'Pauline has just arrived, she's on her own; would you mind speaking to her and sit with her?'
Of course, I wouldn't; Pauline is a good friend, recently widowed, but totally able to take care of herself. She has no need of me or anyone else, but that's how Valley's End functions: people look out for each other, whether you want them to or not. Soon Pauline and I are joined by several other people.
Are you exhibiting any paintings this year?
Well, of course, it always rains in the Orkneys; we've never yet had good weather.
Actually, I'm really busy at the moment; I'm going to stay with my daughter in Birmingham for a few days, before I'm off on my cruise.
I have several new paintings ready; the exhibition is previewing on Saturday; are you coming? there'll be wine and nibbles.
Oh, I know, the Shetlands are no better.

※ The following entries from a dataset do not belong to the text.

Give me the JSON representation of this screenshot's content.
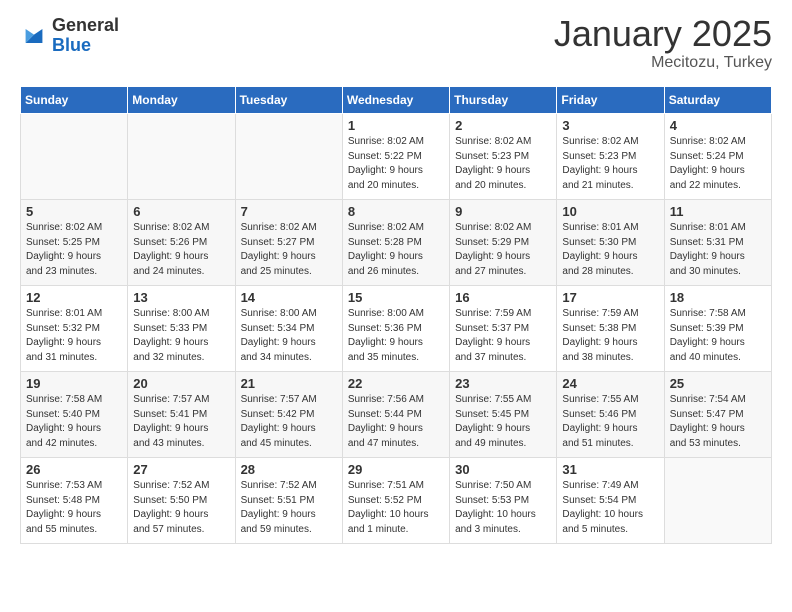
{
  "logo": {
    "general": "General",
    "blue": "Blue"
  },
  "title": "January 2025",
  "location": "Mecitozu, Turkey",
  "days_of_week": [
    "Sunday",
    "Monday",
    "Tuesday",
    "Wednesday",
    "Thursday",
    "Friday",
    "Saturday"
  ],
  "weeks": [
    [
      {
        "day": "",
        "info": ""
      },
      {
        "day": "",
        "info": ""
      },
      {
        "day": "",
        "info": ""
      },
      {
        "day": "1",
        "info": "Sunrise: 8:02 AM\nSunset: 5:22 PM\nDaylight: 9 hours\nand 20 minutes."
      },
      {
        "day": "2",
        "info": "Sunrise: 8:02 AM\nSunset: 5:23 PM\nDaylight: 9 hours\nand 20 minutes."
      },
      {
        "day": "3",
        "info": "Sunrise: 8:02 AM\nSunset: 5:23 PM\nDaylight: 9 hours\nand 21 minutes."
      },
      {
        "day": "4",
        "info": "Sunrise: 8:02 AM\nSunset: 5:24 PM\nDaylight: 9 hours\nand 22 minutes."
      }
    ],
    [
      {
        "day": "5",
        "info": "Sunrise: 8:02 AM\nSunset: 5:25 PM\nDaylight: 9 hours\nand 23 minutes."
      },
      {
        "day": "6",
        "info": "Sunrise: 8:02 AM\nSunset: 5:26 PM\nDaylight: 9 hours\nand 24 minutes."
      },
      {
        "day": "7",
        "info": "Sunrise: 8:02 AM\nSunset: 5:27 PM\nDaylight: 9 hours\nand 25 minutes."
      },
      {
        "day": "8",
        "info": "Sunrise: 8:02 AM\nSunset: 5:28 PM\nDaylight: 9 hours\nand 26 minutes."
      },
      {
        "day": "9",
        "info": "Sunrise: 8:02 AM\nSunset: 5:29 PM\nDaylight: 9 hours\nand 27 minutes."
      },
      {
        "day": "10",
        "info": "Sunrise: 8:01 AM\nSunset: 5:30 PM\nDaylight: 9 hours\nand 28 minutes."
      },
      {
        "day": "11",
        "info": "Sunrise: 8:01 AM\nSunset: 5:31 PM\nDaylight: 9 hours\nand 30 minutes."
      }
    ],
    [
      {
        "day": "12",
        "info": "Sunrise: 8:01 AM\nSunset: 5:32 PM\nDaylight: 9 hours\nand 31 minutes."
      },
      {
        "day": "13",
        "info": "Sunrise: 8:00 AM\nSunset: 5:33 PM\nDaylight: 9 hours\nand 32 minutes."
      },
      {
        "day": "14",
        "info": "Sunrise: 8:00 AM\nSunset: 5:34 PM\nDaylight: 9 hours\nand 34 minutes."
      },
      {
        "day": "15",
        "info": "Sunrise: 8:00 AM\nSunset: 5:36 PM\nDaylight: 9 hours\nand 35 minutes."
      },
      {
        "day": "16",
        "info": "Sunrise: 7:59 AM\nSunset: 5:37 PM\nDaylight: 9 hours\nand 37 minutes."
      },
      {
        "day": "17",
        "info": "Sunrise: 7:59 AM\nSunset: 5:38 PM\nDaylight: 9 hours\nand 38 minutes."
      },
      {
        "day": "18",
        "info": "Sunrise: 7:58 AM\nSunset: 5:39 PM\nDaylight: 9 hours\nand 40 minutes."
      }
    ],
    [
      {
        "day": "19",
        "info": "Sunrise: 7:58 AM\nSunset: 5:40 PM\nDaylight: 9 hours\nand 42 minutes."
      },
      {
        "day": "20",
        "info": "Sunrise: 7:57 AM\nSunset: 5:41 PM\nDaylight: 9 hours\nand 43 minutes."
      },
      {
        "day": "21",
        "info": "Sunrise: 7:57 AM\nSunset: 5:42 PM\nDaylight: 9 hours\nand 45 minutes."
      },
      {
        "day": "22",
        "info": "Sunrise: 7:56 AM\nSunset: 5:44 PM\nDaylight: 9 hours\nand 47 minutes."
      },
      {
        "day": "23",
        "info": "Sunrise: 7:55 AM\nSunset: 5:45 PM\nDaylight: 9 hours\nand 49 minutes."
      },
      {
        "day": "24",
        "info": "Sunrise: 7:55 AM\nSunset: 5:46 PM\nDaylight: 9 hours\nand 51 minutes."
      },
      {
        "day": "25",
        "info": "Sunrise: 7:54 AM\nSunset: 5:47 PM\nDaylight: 9 hours\nand 53 minutes."
      }
    ],
    [
      {
        "day": "26",
        "info": "Sunrise: 7:53 AM\nSunset: 5:48 PM\nDaylight: 9 hours\nand 55 minutes."
      },
      {
        "day": "27",
        "info": "Sunrise: 7:52 AM\nSunset: 5:50 PM\nDaylight: 9 hours\nand 57 minutes."
      },
      {
        "day": "28",
        "info": "Sunrise: 7:52 AM\nSunset: 5:51 PM\nDaylight: 9 hours\nand 59 minutes."
      },
      {
        "day": "29",
        "info": "Sunrise: 7:51 AM\nSunset: 5:52 PM\nDaylight: 10 hours\nand 1 minute."
      },
      {
        "day": "30",
        "info": "Sunrise: 7:50 AM\nSunset: 5:53 PM\nDaylight: 10 hours\nand 3 minutes."
      },
      {
        "day": "31",
        "info": "Sunrise: 7:49 AM\nSunset: 5:54 PM\nDaylight: 10 hours\nand 5 minutes."
      },
      {
        "day": "",
        "info": ""
      }
    ]
  ]
}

But still, I love the North; never mind the weather. You can't go to Scotland in the summer, the midges . . .
Have you been away this year?
Abstracts or landscapes?
They eat you alive.
Did I tell you I saw Jayne the other day? She's finally made up her mind about the new cottage.
One after the other, people get up for more food and tea cups are refilled. People change tables.
'I've just finished my fourth novel.'
This is a one-to-one conversation. My partner is an old gentleman, an ex music and English teacher, who has published a number of text books on poetry and music, but has so far been unable to find a publisher for his novels. I have read the first one, it was rather stiff and learned and showed how thoroughly the writer had done his research. A lifeless read; I have not read the subsequent works. He has, however, written a delightful little collection of children's verse, which I enjoyed very much.
'No, you can't even get an agent nowadays.' He has published his first two novels himself and will no doubt do the same with the next two and any others he writes. I find it difficult to say anything constructive. He has written some very decent poems for adults too, which a composer has set to music.
Moving on, I join a larger table, where a discussion on politics is in full flow. Country people are conservative by nature, their politics tend to lean towards the Right. A lot of the newer inhabitants are professionals from the big cities, as well as writers, artists, teachers, with more liberal tendencies. In spite of these differences, everyone here is united in their wish to see the downfall of the Murdoch clan and News Corp. It's safe territory. When the talk turns to Mr. Cameron, whose current posturing in the face of the financial crisis hitting the pockets of ordinary people makes me feel nauseous, the differences become more obvious.
We have to live with each other, for the most part we are on friendly terms with each other and agree to disagree. Besides, we've only had tea, alcohol-fuelled pub rants have no place at the tea-table.
In the meantime, the ramblers have arrived, hungry and in need of refreshment. There is also a group of people whom nobody knows, a group of cyclists, male and female, who saw the sign advertising afternoon tea and followed it to the back of the house. The organiser beams a welcome smile.
It's getting cool and people are beginning to leave. The food lady comes over, bearing a large platter of left-over food, a few sandwich triangles, slices of fruit cake and brownies. Linda's big cake has all been eaten. Anybody who still has a corner to fill in their tummy, takes a piece; there is no embarrassment, that's what we do.
The fundraiser has been a success. Amnesty International will be given a decent sum of money.
Valley's End is rather good at fundraising, we do a lot of it.